“It didn’t matter what it was,” Mike said. “It was everything. Cards. Cornhole. Basketball. Baseball. Golf. He was competitive at everything and everything he did he was great. He did it with a lot of grace.”
Given Lewis’ athletic and competitive nature — he famously hit a hole-in-one on the fourth hole at Twin Falls State Park at the spry age of 91 — it’s no surprise that when it came time to plan a celebration for his centennial celebration, a golf event was chosen.
And when you’ve lived as fulfilling of a life as Lewis D’Antoni, it should be no surprise that over 80 golfers, encompassing generations from 13-year-old West Virginia amateur standout Colin Bowles to another retired Mullens basketball legend Don Nuckols — and everyone in between — came out to honor the father of Wyoming County basketball.
“It’s great that all of these guys came out,” Mike said for his father. “It’s great that he’s lived this long and had such a productive life. He’s touched a lot of people.”
D’Antoni, who will turn 100 years old on December 31, was born in the small Mercer County town of McComas three years after his father Andrea came to the United States from Italy, looking for an opportunity and a chance to create a better life.
Through hard work — and sometimes great difficulty — he was able to create that life, and it was one which Lewis ran with.
D’Antoni became one of the most successful coaches in West Virginia basketball history, winning over 450 games and a state championship for Mullens, as well as creating an up-tempo, fast break driven style of hoops that his son Mike has carried along with him at every step of his career; from Marshall to Italy and now as the head coach of the Los Angeles Lakers, running that same offense with greats like Kobe Bryant and Steve Nash.
But it’s not the X’s-and-O’s lessons that Mike is most grateful for. It’s the life lessons his father gave him.
“He always told me to just be humble,” Mike admitted. “To just enjoy your friends and family. That’s the biggest thing. And to always remember that anything is possible. Go and do it and if it works out — great. If it doesn’t you’ve got your friends and family. That’s all that matters.”
That doesn’t mean Lewis, who lives with Mike during the winter and never misses a game, doesn’t offer is coaching sons, Mike and Dan, who serves as an assistant on the Lakers’ staff, plenty of advice.
“I hear from him all the time,” Mike said with a laugh. “I’ve got a whole family of advice.

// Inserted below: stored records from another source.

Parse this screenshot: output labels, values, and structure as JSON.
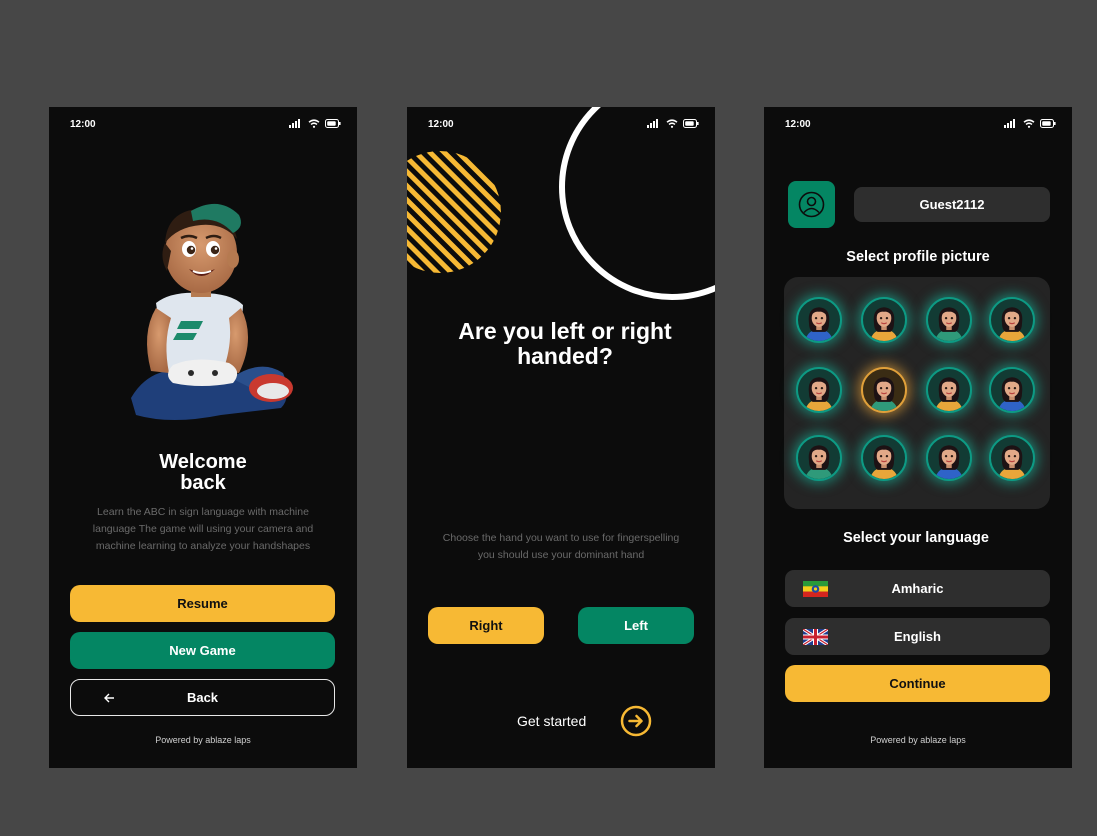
{
  "status": {
    "time": "12:00"
  },
  "screen1": {
    "title_line1": "Welcome",
    "title_line2": "back",
    "description": "Learn  the ABC in sign language with machine language The game will using your camera and machine learning to analyze your handshapes",
    "resume_label": "Resume",
    "new_game_label": "New Game",
    "back_label": "Back",
    "powered_by": "Powered by ablaze laps"
  },
  "screen2": {
    "question": "Are you left or right handed?",
    "description": "Choose the hand you want to use for fingerspelling you should use your dominant hand",
    "right_label": "Right",
    "left_label": "Left",
    "get_started_label": "Get started"
  },
  "screen3": {
    "username": "Guest2112",
    "select_picture_label": "Select profile picture",
    "avatar_count": 12,
    "selected_avatar_index": 5,
    "select_language_label": "Select your language",
    "languages": [
      {
        "label": "Amharic",
        "flag": "ethiopia-flag-icon"
      },
      {
        "label": "English",
        "flag": "uk-flag-icon"
      }
    ],
    "continue_label": "Continue",
    "powered_by": "Powered by ablaze laps"
  },
  "colors": {
    "background": "#474747",
    "screen": "#0c0c0c",
    "accent_yellow": "#f7b934",
    "accent_green": "#048663",
    "avatar_glow": "#15c4a8"
  }
}
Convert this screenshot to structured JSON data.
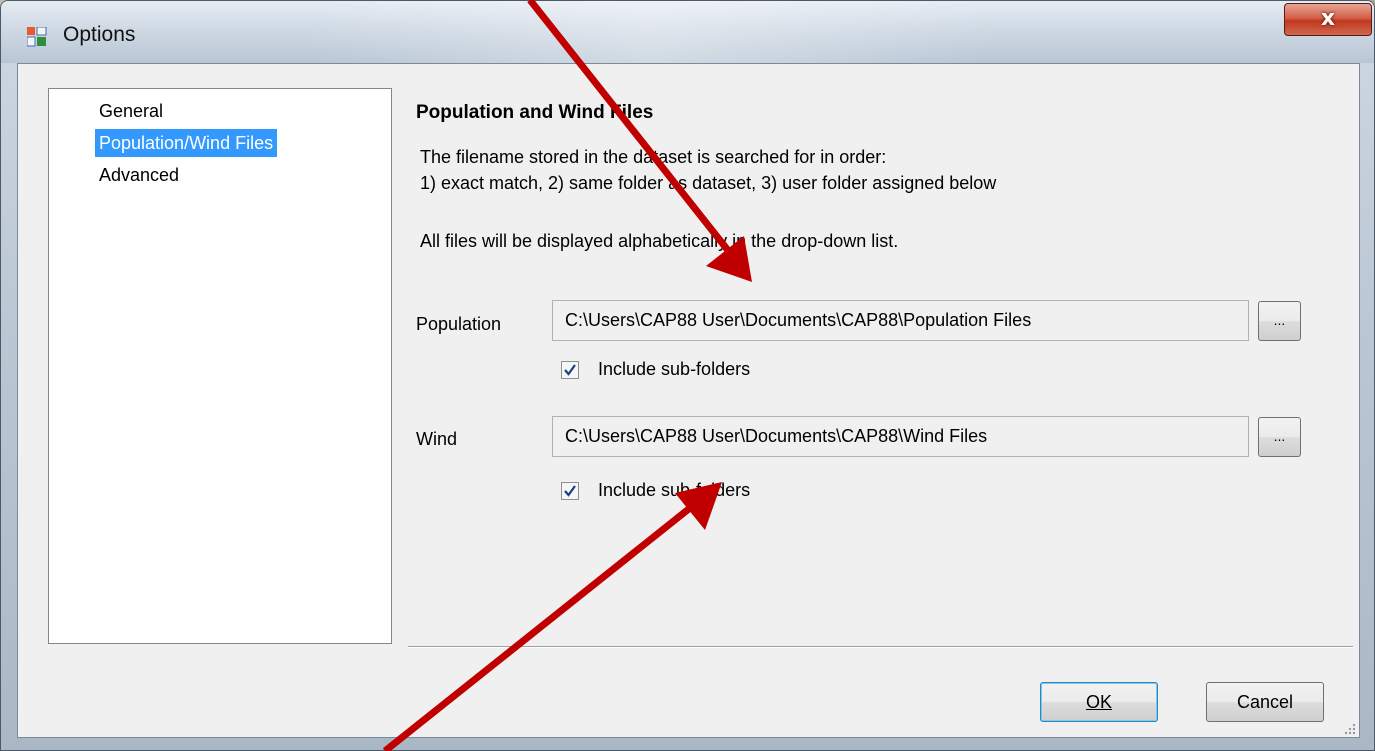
{
  "window": {
    "title": "Options",
    "close_label": "x"
  },
  "nav": {
    "items": [
      {
        "label": "General"
      },
      {
        "label": "Population/Wind Files",
        "selected": true
      },
      {
        "label": "Advanced"
      }
    ]
  },
  "panel": {
    "title": "Population and Wind Files",
    "desc_line1": "The filename stored in the dataset is searched for in order:",
    "desc_line2": "1) exact match, 2) same folder as dataset, 3) user folder assigned below",
    "desc_line3": "All files will be displayed alphabetically in the drop-down list.",
    "population": {
      "label": "Population",
      "path": "C:\\Users\\CAP88 User\\Documents\\CAP88\\Population Files",
      "browse_label": "...",
      "include_subfolders_label": "Include sub-folders",
      "include_subfolders_checked": true
    },
    "wind": {
      "label": "Wind",
      "path": "C:\\Users\\CAP88 User\\Documents\\CAP88\\Wind Files",
      "browse_label": "...",
      "include_subfolders_label": "Include sub-folders",
      "include_subfolders_checked": true
    }
  },
  "buttons": {
    "ok_label": "OK",
    "cancel_label": "Cancel"
  },
  "colors": {
    "selection": "#3399ff",
    "annotation_arrow": "#c00000",
    "close_button": "#c2381f"
  }
}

Advice is easy to come by.”
And just as Andrea created an opportunity at a better life for Lewis, Lewis did the same for his children.
“I couldn’t have grown up the way we grew up without him,” Mike said. “To have the opportunities that these guys gave me and the support they gave me. I couldn’t have planned it. It’s a storybook tale and they’re all responsible for it. I just took advantage of it.”
Mike seemed to enjoy his time in Wyoming County, noting that many of his friends had “changed their appearance over the years” while pointing to his graying hair, it will be short lived.
D’Antoni will get back to work on year number two with the Lakers in just a few weeks, as NBA training camp begins on September 27.
“It will be a challenging year,” he admitted. “Every team is the same right now. Every team thinks they can win the title. That’s what we’ll go with and see how we do.”
The Lakers limped into the playoffs during the final days of the regular season, while their leader, Kobe Bryant, limped his way off the court after tearing his Achilles tendon in the second to last game of the regular season. D’Antoni hopes to see him back this season.
“He’s good,” he said. “He’s as good as he can be. He’ll work at it so hard. He’s the kind of guy who can overcome anything. We’re really betting on him to return.”
—E-mail: firstname.lastname@example.org and follow on Twitter at @JDanielRollins.